■ Exercise objective ■
Go through the listing below, count the lines that contain "Frame", and state the number alone.

■ The data ■
*-*-*

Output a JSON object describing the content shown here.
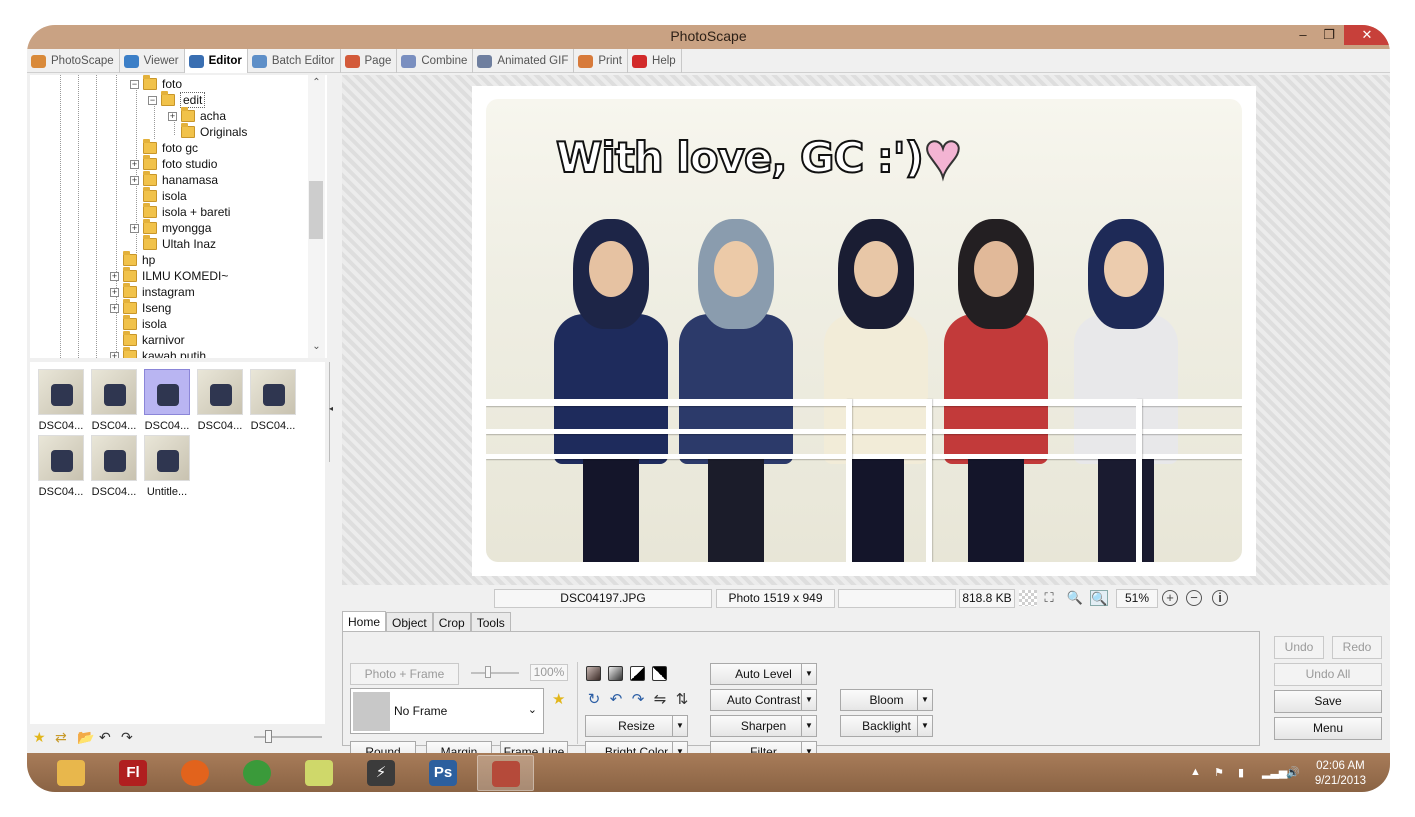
{
  "window": {
    "title": "PhotoScape",
    "minimize": "–",
    "restore": "❐",
    "close": "✕"
  },
  "tabs": [
    {
      "label": "PhotoScape",
      "icon": "photoscape-icon",
      "color": "#d98a3a"
    },
    {
      "label": "Viewer",
      "icon": "viewer-icon",
      "color": "#3c7fc7"
    },
    {
      "label": "Editor",
      "icon": "editor-icon",
      "color": "#3a6fb2",
      "active": true
    },
    {
      "label": "Batch Editor",
      "icon": "batch-editor-icon",
      "color": "#5e8fc8"
    },
    {
      "label": "Page",
      "icon": "page-icon",
      "color": "#d35a3a"
    },
    {
      "label": "Combine",
      "icon": "combine-icon",
      "color": "#7a8fc0"
    },
    {
      "label": "Animated GIF",
      "icon": "animated-gif-icon",
      "color": "#6f7f9f"
    },
    {
      "label": "Print",
      "icon": "print-icon",
      "color": "#d77a3a"
    },
    {
      "label": "Help",
      "icon": "help-icon",
      "color": "#d22a2a"
    }
  ],
  "tree": {
    "nodes": [
      {
        "label": "foto",
        "expander": "⊟"
      },
      {
        "label": "edit",
        "expander": "⊟",
        "selected": true
      },
      {
        "label": "acha",
        "expander": "⊞"
      },
      {
        "label": "Originals",
        "expander": ""
      },
      {
        "label": "foto gc",
        "expander": ""
      },
      {
        "label": "foto studio",
        "expander": "⊞"
      },
      {
        "label": "hanamasa",
        "expander": "⊞"
      },
      {
        "label": "isola",
        "expander": ""
      },
      {
        "label": "isola + bareti",
        "expander": ""
      },
      {
        "label": "myongga",
        "expander": "⊞"
      },
      {
        "label": "Ultah Inaz",
        "expander": ""
      },
      {
        "label": "hp",
        "expander": ""
      },
      {
        "label": "ILMU KOMEDI~",
        "expander": "⊞"
      },
      {
        "label": "instagram",
        "expander": "⊞"
      },
      {
        "label": "Iseng",
        "expander": "⊞"
      },
      {
        "label": "isola",
        "expander": ""
      },
      {
        "label": "karnivor",
        "expander": ""
      },
      {
        "label": "kawah putih",
        "expander": "⊞"
      }
    ]
  },
  "thumbnails": [
    {
      "caption": "DSC04..."
    },
    {
      "caption": "DSC04..."
    },
    {
      "caption": "DSC04...",
      "selected": true
    },
    {
      "caption": "DSC04..."
    },
    {
      "caption": "DSC04..."
    },
    {
      "caption": "DSC04..."
    },
    {
      "caption": "DSC04..."
    },
    {
      "caption": "Untitle..."
    }
  ],
  "left_toolbar": {
    "icons": [
      "star-icon",
      "swap-icon",
      "folder-open-icon",
      "back-icon",
      "forward-icon"
    ],
    "glyphs": [
      "★",
      "⇄",
      "📂",
      "↶",
      "↷"
    ]
  },
  "photo": {
    "caption_text": "With love, GC :')",
    "heart": "♥"
  },
  "status": {
    "filename": "DSC04197.JPG",
    "dimensions": "Photo 1519 x 949",
    "empty": "",
    "size": "818.8 KB",
    "zoom": "51%",
    "zoom_in": "+",
    "zoom_out": "−",
    "info": "i"
  },
  "edit_tabs": [
    {
      "label": "Home",
      "active": true
    },
    {
      "label": "Object"
    },
    {
      "label": "Crop"
    },
    {
      "label": "Tools"
    }
  ],
  "edit": {
    "photo_frame": "Photo + Frame",
    "percent": "100%",
    "frame_value": "No Frame",
    "round": "Round",
    "margin": "Margin",
    "frame_line": "Frame Line",
    "auto_level": "Auto Level",
    "auto_contrast": "Auto Contrast",
    "sharpen": "Sharpen",
    "filter": "Filter",
    "resize": "Resize",
    "bright_color": "Bright,Color",
    "bloom": "Bloom",
    "backlight": "Backlight",
    "dropdown_arrow": "▼",
    "rotate_glyphs": [
      "↻",
      "↶",
      "↷",
      "⇋",
      "⇅"
    ]
  },
  "right_panel": {
    "undo": "Undo",
    "redo": "Redo",
    "undo_all": "Undo All",
    "save": "Save",
    "menu": "Menu"
  },
  "taskbar": {
    "apps": [
      {
        "name": "file-explorer",
        "label": "",
        "color": "#e8b74c"
      },
      {
        "name": "flash",
        "label": "Fl",
        "color": "#b01f1f"
      },
      {
        "name": "firefox",
        "label": "",
        "color": "#e2631c"
      },
      {
        "name": "chrome",
        "label": "",
        "color": "#3a9a3a"
      },
      {
        "name": "sticky-notes",
        "label": "",
        "color": "#cfd86a"
      },
      {
        "name": "winamp",
        "label": "⚡",
        "color": "#3b3b3b"
      },
      {
        "name": "photoshop",
        "label": "Ps",
        "color": "#2c5f9e"
      },
      {
        "name": "photoscape",
        "label": "",
        "color": "#b54a3a",
        "active": true
      }
    ],
    "tray_glyphs": [
      "▲",
      "⚑",
      "▮",
      "▂▃▅",
      "🔊"
    ],
    "time": "02:06 AM",
    "date": "9/21/2013"
  },
  "colors": {
    "titlebar": "#c9a283",
    "taskbar": "#9a7050",
    "close": "#c7403a",
    "selection": "#b9b5f2"
  }
}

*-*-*

■ Answer box ■
3